══ Records
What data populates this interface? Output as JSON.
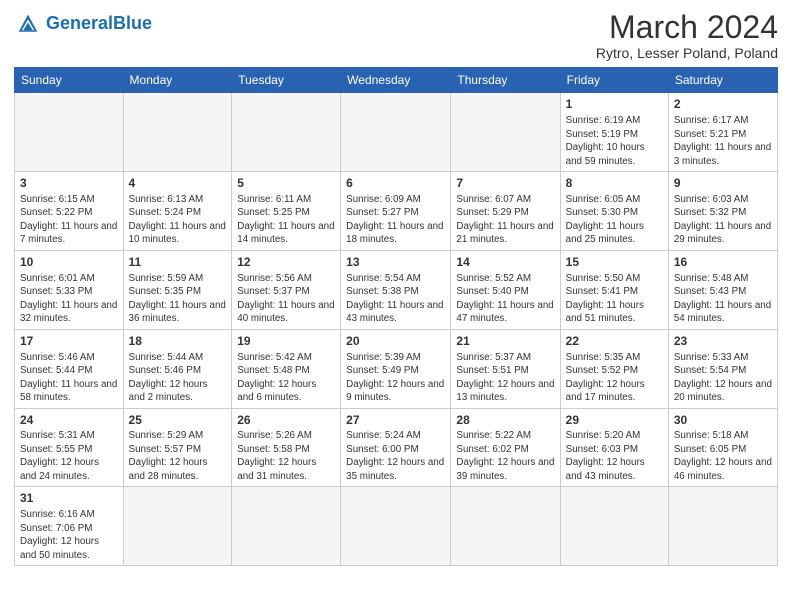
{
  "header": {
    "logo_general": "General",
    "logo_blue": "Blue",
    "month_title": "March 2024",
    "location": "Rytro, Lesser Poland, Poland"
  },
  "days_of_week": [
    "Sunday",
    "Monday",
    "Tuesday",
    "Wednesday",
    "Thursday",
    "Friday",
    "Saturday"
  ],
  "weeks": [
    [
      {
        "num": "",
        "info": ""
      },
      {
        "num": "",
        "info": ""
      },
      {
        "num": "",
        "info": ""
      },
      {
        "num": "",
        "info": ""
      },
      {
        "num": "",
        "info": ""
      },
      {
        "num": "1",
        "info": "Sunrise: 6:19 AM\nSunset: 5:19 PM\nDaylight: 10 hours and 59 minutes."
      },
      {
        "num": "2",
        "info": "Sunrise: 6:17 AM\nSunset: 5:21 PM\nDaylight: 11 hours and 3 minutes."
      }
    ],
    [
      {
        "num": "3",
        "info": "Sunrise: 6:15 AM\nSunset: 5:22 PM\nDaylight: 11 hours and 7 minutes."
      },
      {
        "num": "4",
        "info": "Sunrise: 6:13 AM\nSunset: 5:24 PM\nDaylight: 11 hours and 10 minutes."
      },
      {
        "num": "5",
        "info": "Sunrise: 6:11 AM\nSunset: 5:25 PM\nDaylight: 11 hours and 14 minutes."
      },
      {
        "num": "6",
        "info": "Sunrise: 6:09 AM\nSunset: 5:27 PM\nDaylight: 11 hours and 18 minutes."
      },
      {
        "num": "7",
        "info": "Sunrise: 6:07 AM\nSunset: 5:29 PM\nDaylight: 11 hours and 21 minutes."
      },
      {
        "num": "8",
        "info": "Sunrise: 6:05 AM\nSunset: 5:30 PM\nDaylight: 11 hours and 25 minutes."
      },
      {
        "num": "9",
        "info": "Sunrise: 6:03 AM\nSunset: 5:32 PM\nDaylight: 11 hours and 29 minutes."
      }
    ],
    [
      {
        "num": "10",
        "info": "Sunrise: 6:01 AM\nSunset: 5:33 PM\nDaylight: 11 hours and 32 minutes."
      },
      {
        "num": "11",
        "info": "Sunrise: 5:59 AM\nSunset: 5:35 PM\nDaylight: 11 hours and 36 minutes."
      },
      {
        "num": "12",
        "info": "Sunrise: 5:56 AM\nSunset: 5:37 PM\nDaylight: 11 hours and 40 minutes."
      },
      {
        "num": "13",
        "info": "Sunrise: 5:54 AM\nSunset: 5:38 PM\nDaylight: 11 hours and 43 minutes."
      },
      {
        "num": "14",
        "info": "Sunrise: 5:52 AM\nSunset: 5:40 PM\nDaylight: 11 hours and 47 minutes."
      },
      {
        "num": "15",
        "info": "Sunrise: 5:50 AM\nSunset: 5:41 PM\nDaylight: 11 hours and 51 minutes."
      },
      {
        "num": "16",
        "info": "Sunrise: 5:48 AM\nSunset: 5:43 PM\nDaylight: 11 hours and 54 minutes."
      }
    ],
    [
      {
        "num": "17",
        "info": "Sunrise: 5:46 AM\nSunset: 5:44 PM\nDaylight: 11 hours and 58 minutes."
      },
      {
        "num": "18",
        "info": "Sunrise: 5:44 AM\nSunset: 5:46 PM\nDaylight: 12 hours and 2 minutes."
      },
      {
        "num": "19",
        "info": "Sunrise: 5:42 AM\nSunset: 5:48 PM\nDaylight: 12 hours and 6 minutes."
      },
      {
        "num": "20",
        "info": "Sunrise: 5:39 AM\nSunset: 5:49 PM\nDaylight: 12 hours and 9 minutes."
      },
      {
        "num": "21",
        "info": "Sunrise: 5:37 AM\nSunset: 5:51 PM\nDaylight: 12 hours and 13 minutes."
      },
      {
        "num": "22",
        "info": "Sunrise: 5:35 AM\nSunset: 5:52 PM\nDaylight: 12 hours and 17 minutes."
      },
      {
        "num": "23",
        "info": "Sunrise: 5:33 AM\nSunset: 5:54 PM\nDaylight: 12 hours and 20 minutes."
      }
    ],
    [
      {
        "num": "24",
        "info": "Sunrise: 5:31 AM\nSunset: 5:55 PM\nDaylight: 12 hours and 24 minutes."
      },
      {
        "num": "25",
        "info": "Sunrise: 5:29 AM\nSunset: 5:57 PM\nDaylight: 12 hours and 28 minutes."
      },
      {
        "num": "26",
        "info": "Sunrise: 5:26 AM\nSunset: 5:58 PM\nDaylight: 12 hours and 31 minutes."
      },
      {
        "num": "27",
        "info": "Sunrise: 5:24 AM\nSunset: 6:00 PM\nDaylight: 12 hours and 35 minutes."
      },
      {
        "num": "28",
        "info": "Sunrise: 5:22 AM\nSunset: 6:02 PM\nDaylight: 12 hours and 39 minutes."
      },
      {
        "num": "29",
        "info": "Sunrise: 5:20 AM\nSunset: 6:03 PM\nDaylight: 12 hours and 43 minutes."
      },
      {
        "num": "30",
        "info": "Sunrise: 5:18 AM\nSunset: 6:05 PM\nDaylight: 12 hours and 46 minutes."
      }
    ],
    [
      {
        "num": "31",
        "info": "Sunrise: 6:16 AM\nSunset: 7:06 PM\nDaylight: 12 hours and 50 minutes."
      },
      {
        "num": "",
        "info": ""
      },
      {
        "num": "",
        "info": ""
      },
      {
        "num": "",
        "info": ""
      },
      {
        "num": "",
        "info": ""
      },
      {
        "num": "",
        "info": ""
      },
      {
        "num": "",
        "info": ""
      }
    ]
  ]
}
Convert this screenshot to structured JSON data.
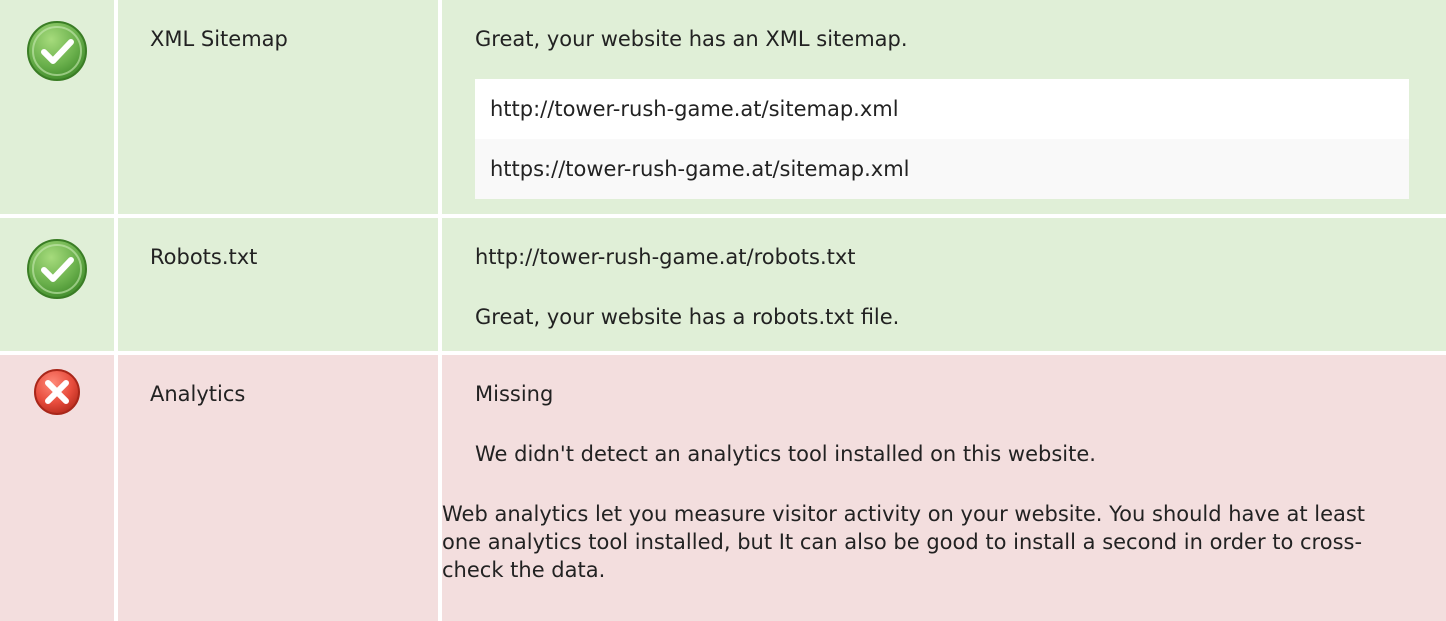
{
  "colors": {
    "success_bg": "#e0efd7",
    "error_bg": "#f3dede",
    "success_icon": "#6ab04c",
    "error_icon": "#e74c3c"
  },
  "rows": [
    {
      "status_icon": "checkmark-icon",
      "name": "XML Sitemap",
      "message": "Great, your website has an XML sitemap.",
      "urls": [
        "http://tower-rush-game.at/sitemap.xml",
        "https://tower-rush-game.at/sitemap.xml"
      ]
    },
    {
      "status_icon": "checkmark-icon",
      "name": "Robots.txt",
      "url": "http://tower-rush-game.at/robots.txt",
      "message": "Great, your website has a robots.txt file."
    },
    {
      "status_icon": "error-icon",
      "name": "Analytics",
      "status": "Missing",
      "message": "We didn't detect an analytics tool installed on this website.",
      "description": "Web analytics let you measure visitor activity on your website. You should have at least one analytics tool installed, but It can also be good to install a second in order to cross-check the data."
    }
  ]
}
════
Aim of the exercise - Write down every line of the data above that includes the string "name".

Response to the task -
      "name": "XML Sitemap",
      "name": "Robots.txt",
      "name": "Analytics",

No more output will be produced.